Defense attorney John Henry Browne, citing Westmark’s history of psychiatric problems, asked the jury in closing arguments to acquit his client because he was suffering from major depression and severe mental illness that diminished his capacity to comprehend what he was doing.
“It basically drives you crazy,” Browne said, recalling the testimony of medical experts who said Westmark was suffering from a potentially fatal form of major depression.
Jurors heard testimony during the two-week trial that Westmark had visited doctors and taken anti-depressants for many years. Browne didn’t argue that Westmark was legally insane, but that his ability to comprehend his actions was clouded by his mental state.

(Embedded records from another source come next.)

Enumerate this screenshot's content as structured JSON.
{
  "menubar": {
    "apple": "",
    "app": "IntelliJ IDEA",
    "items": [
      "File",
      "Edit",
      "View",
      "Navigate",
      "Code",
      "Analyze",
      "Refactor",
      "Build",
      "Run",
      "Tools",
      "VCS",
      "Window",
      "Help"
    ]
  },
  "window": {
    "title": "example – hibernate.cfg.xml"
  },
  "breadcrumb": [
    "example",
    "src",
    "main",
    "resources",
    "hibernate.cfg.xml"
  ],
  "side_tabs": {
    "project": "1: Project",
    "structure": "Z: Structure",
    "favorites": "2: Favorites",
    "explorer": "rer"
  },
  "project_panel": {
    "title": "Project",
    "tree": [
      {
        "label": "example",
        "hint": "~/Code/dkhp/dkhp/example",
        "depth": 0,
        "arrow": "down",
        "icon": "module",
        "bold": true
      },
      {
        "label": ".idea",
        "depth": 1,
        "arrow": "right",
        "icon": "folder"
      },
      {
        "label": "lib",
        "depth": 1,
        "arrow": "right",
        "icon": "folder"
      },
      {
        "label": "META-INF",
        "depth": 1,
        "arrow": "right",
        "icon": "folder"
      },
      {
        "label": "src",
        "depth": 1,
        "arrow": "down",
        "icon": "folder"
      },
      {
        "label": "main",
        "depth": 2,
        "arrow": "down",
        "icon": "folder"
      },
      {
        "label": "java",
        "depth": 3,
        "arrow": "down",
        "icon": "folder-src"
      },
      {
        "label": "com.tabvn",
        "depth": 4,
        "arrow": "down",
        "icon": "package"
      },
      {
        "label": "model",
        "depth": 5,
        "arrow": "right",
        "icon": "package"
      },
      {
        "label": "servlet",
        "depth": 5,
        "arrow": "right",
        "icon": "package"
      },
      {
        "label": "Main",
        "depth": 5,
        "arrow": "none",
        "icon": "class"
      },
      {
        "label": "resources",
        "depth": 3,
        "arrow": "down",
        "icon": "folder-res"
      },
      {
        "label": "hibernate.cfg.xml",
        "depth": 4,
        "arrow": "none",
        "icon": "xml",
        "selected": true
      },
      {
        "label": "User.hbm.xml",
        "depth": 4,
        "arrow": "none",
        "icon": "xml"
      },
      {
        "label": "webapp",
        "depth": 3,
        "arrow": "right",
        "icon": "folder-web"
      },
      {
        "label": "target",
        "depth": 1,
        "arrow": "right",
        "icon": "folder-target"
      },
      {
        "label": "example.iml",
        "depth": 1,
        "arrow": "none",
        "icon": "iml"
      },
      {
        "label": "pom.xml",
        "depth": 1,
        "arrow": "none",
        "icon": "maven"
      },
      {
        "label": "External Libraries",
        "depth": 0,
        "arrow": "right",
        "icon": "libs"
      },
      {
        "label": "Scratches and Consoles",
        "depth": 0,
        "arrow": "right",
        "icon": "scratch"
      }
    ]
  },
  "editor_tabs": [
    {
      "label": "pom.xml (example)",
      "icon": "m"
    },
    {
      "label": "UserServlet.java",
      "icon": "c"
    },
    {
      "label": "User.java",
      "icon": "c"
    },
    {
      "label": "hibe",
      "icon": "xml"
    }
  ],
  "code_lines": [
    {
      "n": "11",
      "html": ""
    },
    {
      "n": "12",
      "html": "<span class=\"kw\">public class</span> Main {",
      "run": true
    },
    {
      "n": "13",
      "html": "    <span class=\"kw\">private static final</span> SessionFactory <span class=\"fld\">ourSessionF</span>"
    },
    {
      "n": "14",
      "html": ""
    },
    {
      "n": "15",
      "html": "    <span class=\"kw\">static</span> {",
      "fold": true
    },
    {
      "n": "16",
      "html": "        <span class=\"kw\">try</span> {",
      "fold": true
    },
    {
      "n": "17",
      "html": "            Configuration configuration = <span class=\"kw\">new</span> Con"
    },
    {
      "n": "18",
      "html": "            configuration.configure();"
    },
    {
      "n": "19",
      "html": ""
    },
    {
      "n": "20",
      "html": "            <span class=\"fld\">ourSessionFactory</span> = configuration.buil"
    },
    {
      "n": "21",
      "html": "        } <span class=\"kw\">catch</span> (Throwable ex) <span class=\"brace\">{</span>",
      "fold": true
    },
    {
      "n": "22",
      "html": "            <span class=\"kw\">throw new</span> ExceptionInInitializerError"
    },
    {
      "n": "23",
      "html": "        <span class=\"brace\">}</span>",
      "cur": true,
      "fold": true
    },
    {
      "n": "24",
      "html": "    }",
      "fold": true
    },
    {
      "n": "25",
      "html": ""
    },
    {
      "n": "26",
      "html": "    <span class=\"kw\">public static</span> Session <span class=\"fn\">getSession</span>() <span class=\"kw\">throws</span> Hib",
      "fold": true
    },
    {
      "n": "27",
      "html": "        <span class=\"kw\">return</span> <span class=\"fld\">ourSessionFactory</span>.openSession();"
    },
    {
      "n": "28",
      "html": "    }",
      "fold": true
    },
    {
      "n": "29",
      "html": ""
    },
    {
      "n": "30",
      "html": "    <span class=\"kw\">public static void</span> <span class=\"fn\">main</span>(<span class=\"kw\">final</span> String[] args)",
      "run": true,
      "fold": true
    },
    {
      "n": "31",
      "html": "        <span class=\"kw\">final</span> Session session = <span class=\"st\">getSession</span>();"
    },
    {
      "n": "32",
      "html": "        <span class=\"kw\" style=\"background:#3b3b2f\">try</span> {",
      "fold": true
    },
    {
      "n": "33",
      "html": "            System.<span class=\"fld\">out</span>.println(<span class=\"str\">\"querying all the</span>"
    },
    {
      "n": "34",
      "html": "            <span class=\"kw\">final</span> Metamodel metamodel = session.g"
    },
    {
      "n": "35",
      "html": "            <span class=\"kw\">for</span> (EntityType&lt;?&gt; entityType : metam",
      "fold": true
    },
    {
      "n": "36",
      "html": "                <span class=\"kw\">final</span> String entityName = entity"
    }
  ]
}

Westmark’s mental illness wasn’t fully appreciated by those around him because Americans society ignores psychiatric problems and expects people to “buck up,” Browne said.
Westmark took the stand during the trial, but said he couldn’t remember the day the boys died because of a stroke he suffered in the attempted suicide. Medical experts testified that the stroke has impaired Westmark’s short-term memory. Browne said after the verdict that he was disappointed and concerned that serious mental illness is not understood.
“I think emotion had a lot to do with it,” he said of the verdict. Hager and Shelan said jurors understood the mental-illness claim but rejected it. Hogan said he was pleased for Westmark’s former wife, Leanne Ursino, who divorced him after the boys were killed and resumed using her maiden name.
Ursino, who sat through the entire trial, said the verdict was “exactly what I wanted to hear.” She said the convictions allow her to close a chapter in her life and now fully mourn the death of her sons. “It’s left for me to start all over again, unfortunately without the responsibility of children,” she said.
Referring to her boys, Ursino said, “They’re in the most perfect place I know. And I will be with them someday. And Kenneth Westmark will never have that opportunity.” Ursino and her large, close-knit family wept and hugged after the verdict was read.
Westmark’s mother and other family members sobbed and the left the courthouse without talking to reporters. Hager, the jury forewoman, said the case was sad for everyone involved.
“It was a tragedy before we were ever involved,” she said, referring to the jury.
Of Westmark, she said, “He’s a pathetic creature now.”
Record Number: 9606250040